Input records
========
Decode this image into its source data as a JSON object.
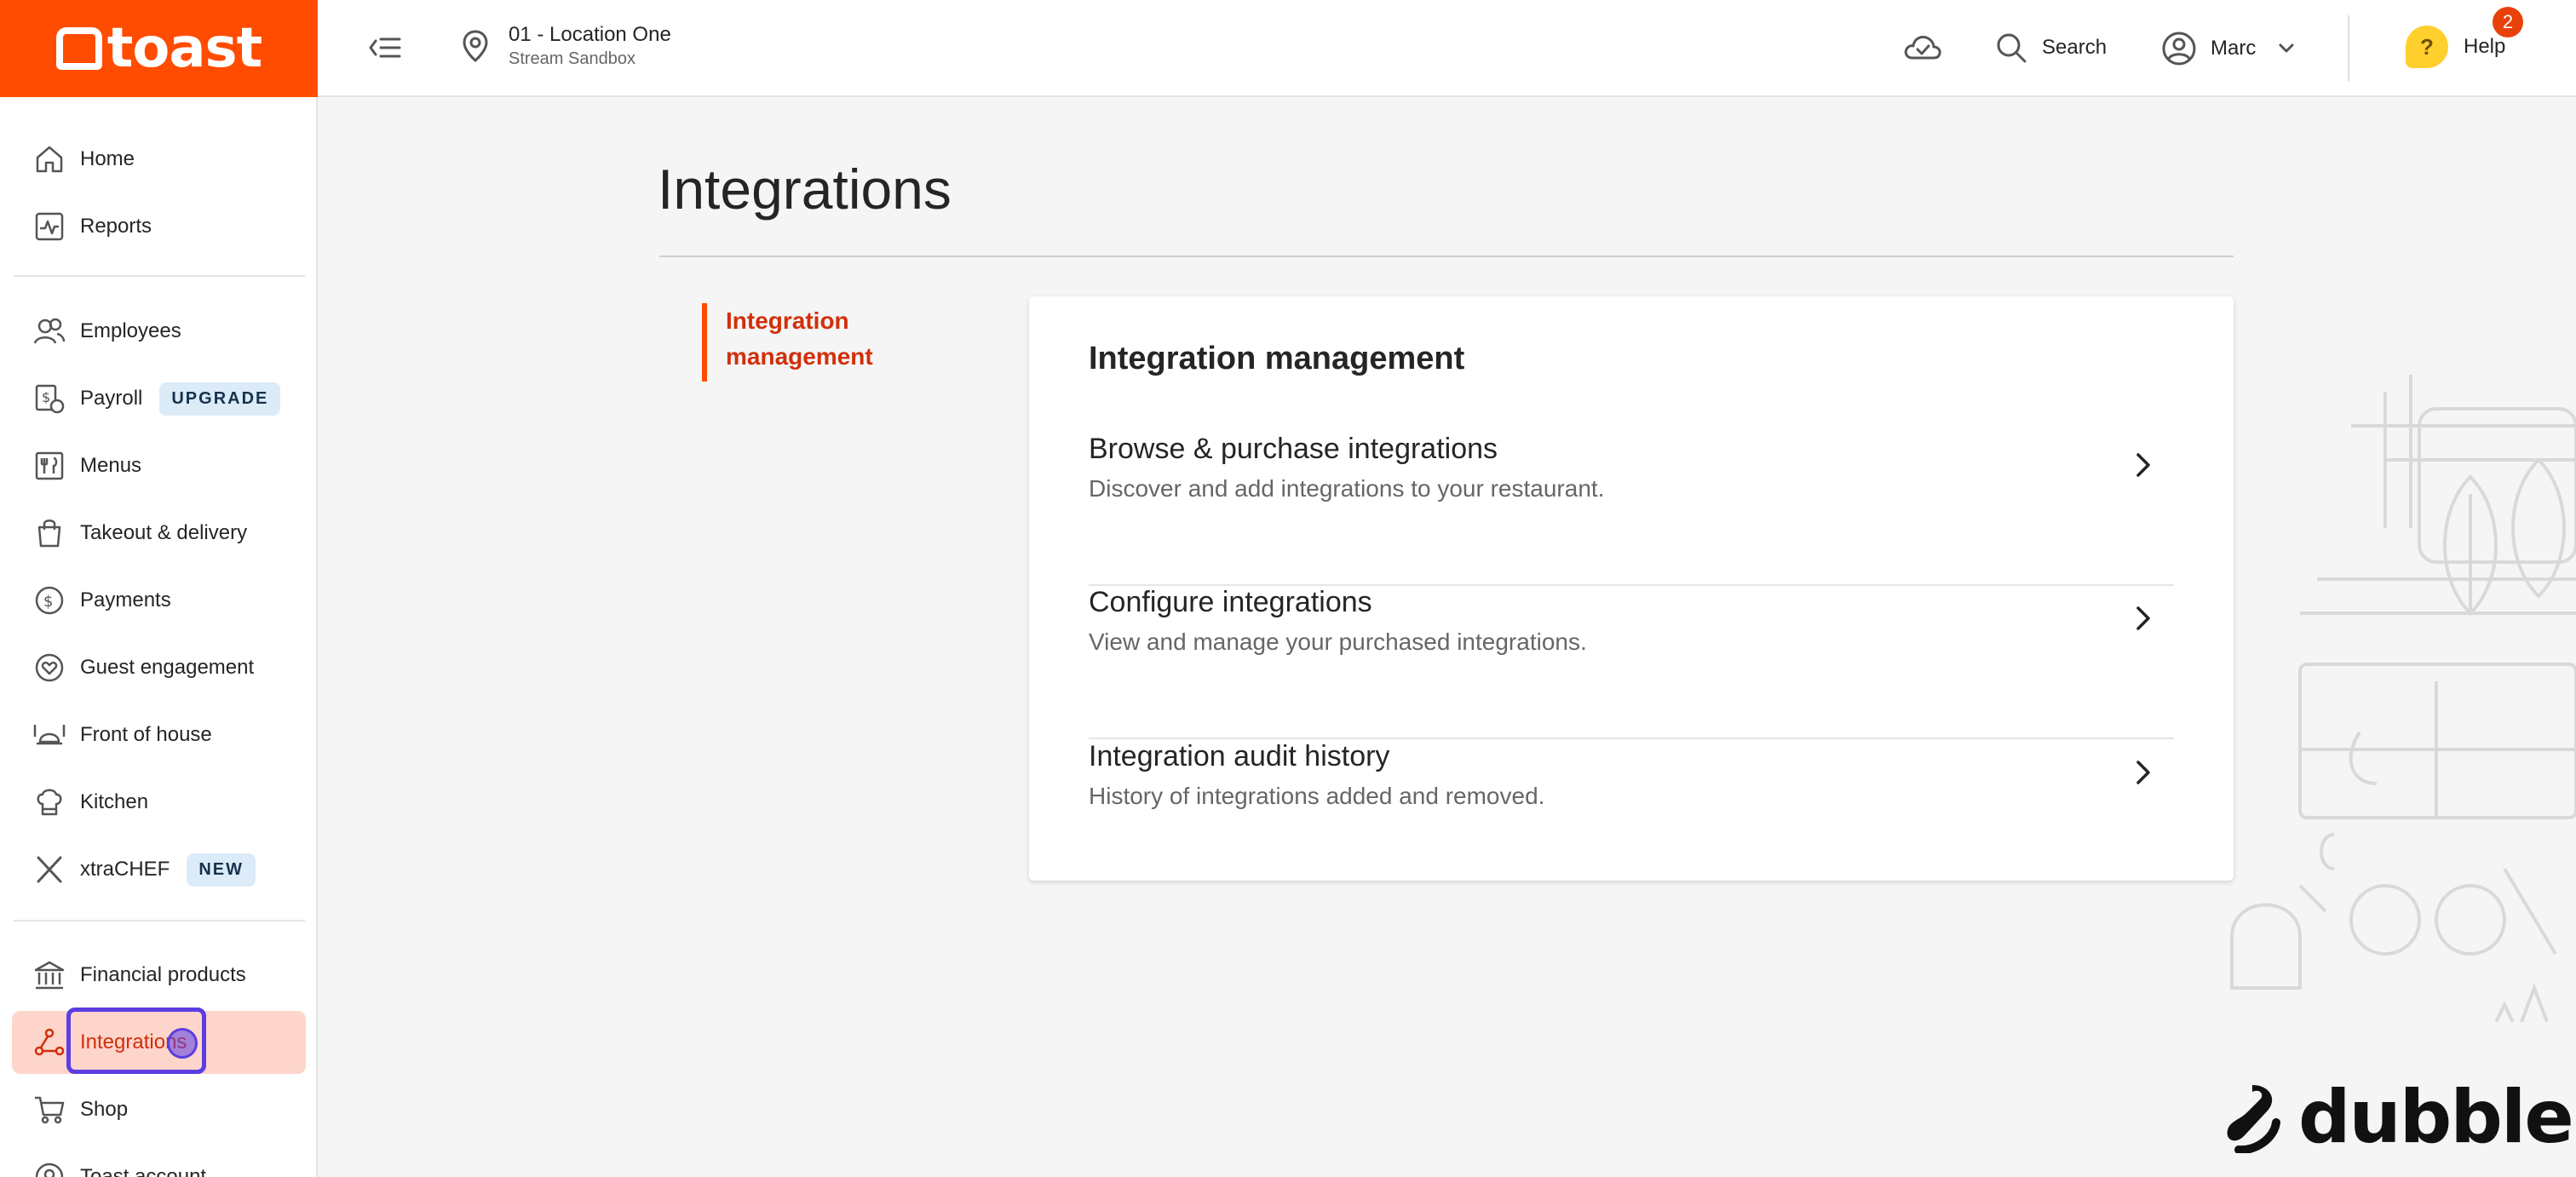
{
  "brand": {
    "logo_text": "toast",
    "accent": "#ff4c00"
  },
  "header": {
    "location_name": "01 - Location One",
    "location_sub": "Stream Sandbox",
    "search_label": "Search",
    "user_label": "Marc",
    "help_label": "Help",
    "help_badge": "2",
    "icons": [
      "collapse-menu-icon",
      "location-pin-icon",
      "cloud-check-icon",
      "search-icon",
      "user-icon",
      "chevron-down-icon",
      "help-icon"
    ]
  },
  "sidebar": {
    "items": [
      {
        "label": "Home",
        "icon": "home-icon"
      },
      {
        "label": "Reports",
        "icon": "reports-icon"
      },
      {
        "label": "Employees",
        "icon": "employees-icon"
      },
      {
        "label": "Payroll",
        "icon": "payroll-icon",
        "tag": "UPGRADE"
      },
      {
        "label": "Menus",
        "icon": "menus-icon"
      },
      {
        "label": "Takeout & delivery",
        "icon": "takeout-icon"
      },
      {
        "label": "Payments",
        "icon": "payments-icon"
      },
      {
        "label": "Guest engagement",
        "icon": "guest-engagement-icon"
      },
      {
        "label": "Front of house",
        "icon": "front-of-house-icon"
      },
      {
        "label": "Kitchen",
        "icon": "kitchen-icon"
      },
      {
        "label": "xtraCHEF",
        "icon": "xtrachef-icon",
        "tag": "NEW"
      },
      {
        "label": "Financial products",
        "icon": "bank-icon"
      },
      {
        "label": "Integrations",
        "icon": "integrations-icon",
        "active": true
      },
      {
        "label": "Shop",
        "icon": "cart-icon"
      },
      {
        "label": "Toast account",
        "icon": "account-icon"
      }
    ]
  },
  "main": {
    "title": "Integrations",
    "subnav_label": "Integration management",
    "card": {
      "heading": "Integration management",
      "rows": [
        {
          "title": "Browse & purchase integrations",
          "description": "Discover and add integrations to your restaurant."
        },
        {
          "title": "Configure integrations",
          "description": "View and manage your purchased integrations."
        },
        {
          "title": "Integration audit history",
          "description": "History of integrations added and removed."
        }
      ]
    }
  },
  "watermark": {
    "text": "dubble"
  }
}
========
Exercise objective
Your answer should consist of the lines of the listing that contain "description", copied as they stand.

Solution to the problem
          "description": "Discover and add integrations to your restaurant."
          "description": "View and manage your purchased integrations."
          "description": "History of integrations added and removed."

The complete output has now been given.